As he notes, not all is quite as some would like to suggest it is in these places:

[O]ffshore employees might be instructed by the management to "clean the records" and remove from the data base instructions such as:

• Do not contact the Settlor in America!
• Client is highly sensitive regarding telephone security and always confirm identity of Settlor before disclosing information;
• The secret code is "Rainbow";
• Use only his mobile number (xx xxx xxx xxx);
• No communication with client on work address or email;
• Change of trust name from "Sugar Spoon" to "Coffee Cup";
• When making distribution to the Settlor do not say "Distribution" say donation;
• This Trust has a "Dummy Settlor";
• The trust should be treated for US tax purposes only as owned by another person;
• And many more!

As a reasonable employee this gets you thinking, and I believe it is fair to say that all those remarks point in a direction where an ethical and moral person is in a conflict and has reasonable grounds to believe that the employer is not complying with the law.

However, what would you (and I mean you!) do when you are confronted with such a request from management?

I tell you! And I tell you straight: 99 % of all employees would do as instructed by the management. Why does this happen even though it goes against the employee's moral and ethical standards?

It is simple: any employee who speaks up faces instant job loss; and when employees go public and become whistleblowers they place their own (and their family's) future in serious jeopardy.

I believe Rudolf.

He worked for Swiss bank Julius Baer in Cayman.

But I accept: this is his word against most of the rest. Except there's another reason for believing him.

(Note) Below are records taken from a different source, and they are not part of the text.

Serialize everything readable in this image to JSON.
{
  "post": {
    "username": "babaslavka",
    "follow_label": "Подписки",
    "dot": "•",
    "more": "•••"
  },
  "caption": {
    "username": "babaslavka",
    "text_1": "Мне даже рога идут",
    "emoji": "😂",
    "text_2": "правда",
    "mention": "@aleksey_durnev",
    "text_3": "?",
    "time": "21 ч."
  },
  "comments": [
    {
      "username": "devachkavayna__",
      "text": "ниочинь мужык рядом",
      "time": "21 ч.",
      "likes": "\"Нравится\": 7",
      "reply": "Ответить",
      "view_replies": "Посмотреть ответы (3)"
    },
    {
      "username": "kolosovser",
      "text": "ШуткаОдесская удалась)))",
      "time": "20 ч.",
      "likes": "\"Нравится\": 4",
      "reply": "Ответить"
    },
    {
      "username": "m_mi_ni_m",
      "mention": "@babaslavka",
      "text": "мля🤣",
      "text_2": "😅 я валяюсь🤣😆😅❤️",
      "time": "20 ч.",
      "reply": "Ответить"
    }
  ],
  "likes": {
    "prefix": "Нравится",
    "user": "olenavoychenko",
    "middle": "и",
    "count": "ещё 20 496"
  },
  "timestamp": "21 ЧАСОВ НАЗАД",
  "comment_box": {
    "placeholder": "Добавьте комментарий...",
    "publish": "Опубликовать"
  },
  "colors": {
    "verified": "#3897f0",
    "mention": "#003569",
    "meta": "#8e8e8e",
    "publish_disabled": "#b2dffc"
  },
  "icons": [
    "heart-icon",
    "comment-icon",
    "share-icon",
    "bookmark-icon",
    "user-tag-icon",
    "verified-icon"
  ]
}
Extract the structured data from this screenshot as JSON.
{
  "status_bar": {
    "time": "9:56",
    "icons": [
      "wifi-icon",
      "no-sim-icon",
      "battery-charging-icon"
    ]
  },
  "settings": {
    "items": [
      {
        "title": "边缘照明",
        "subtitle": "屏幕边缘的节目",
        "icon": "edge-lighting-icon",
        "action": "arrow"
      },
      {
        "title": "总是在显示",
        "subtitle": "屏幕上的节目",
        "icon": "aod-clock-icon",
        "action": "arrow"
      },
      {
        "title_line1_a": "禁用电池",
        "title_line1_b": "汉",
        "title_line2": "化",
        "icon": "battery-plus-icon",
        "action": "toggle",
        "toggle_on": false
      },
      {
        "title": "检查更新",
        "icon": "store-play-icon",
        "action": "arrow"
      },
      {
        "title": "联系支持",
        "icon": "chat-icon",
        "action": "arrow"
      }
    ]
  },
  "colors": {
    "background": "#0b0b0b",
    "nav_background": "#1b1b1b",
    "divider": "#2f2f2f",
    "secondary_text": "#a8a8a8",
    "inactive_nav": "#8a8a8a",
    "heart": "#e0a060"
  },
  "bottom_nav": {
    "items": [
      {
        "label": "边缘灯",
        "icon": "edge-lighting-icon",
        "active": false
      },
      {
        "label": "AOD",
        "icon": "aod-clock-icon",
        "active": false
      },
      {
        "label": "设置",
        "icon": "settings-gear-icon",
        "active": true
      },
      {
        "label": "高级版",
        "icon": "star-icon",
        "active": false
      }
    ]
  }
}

It's called UBS.

When names like that are clearly corrupt why should we believe the stories that the rest offer in their defence?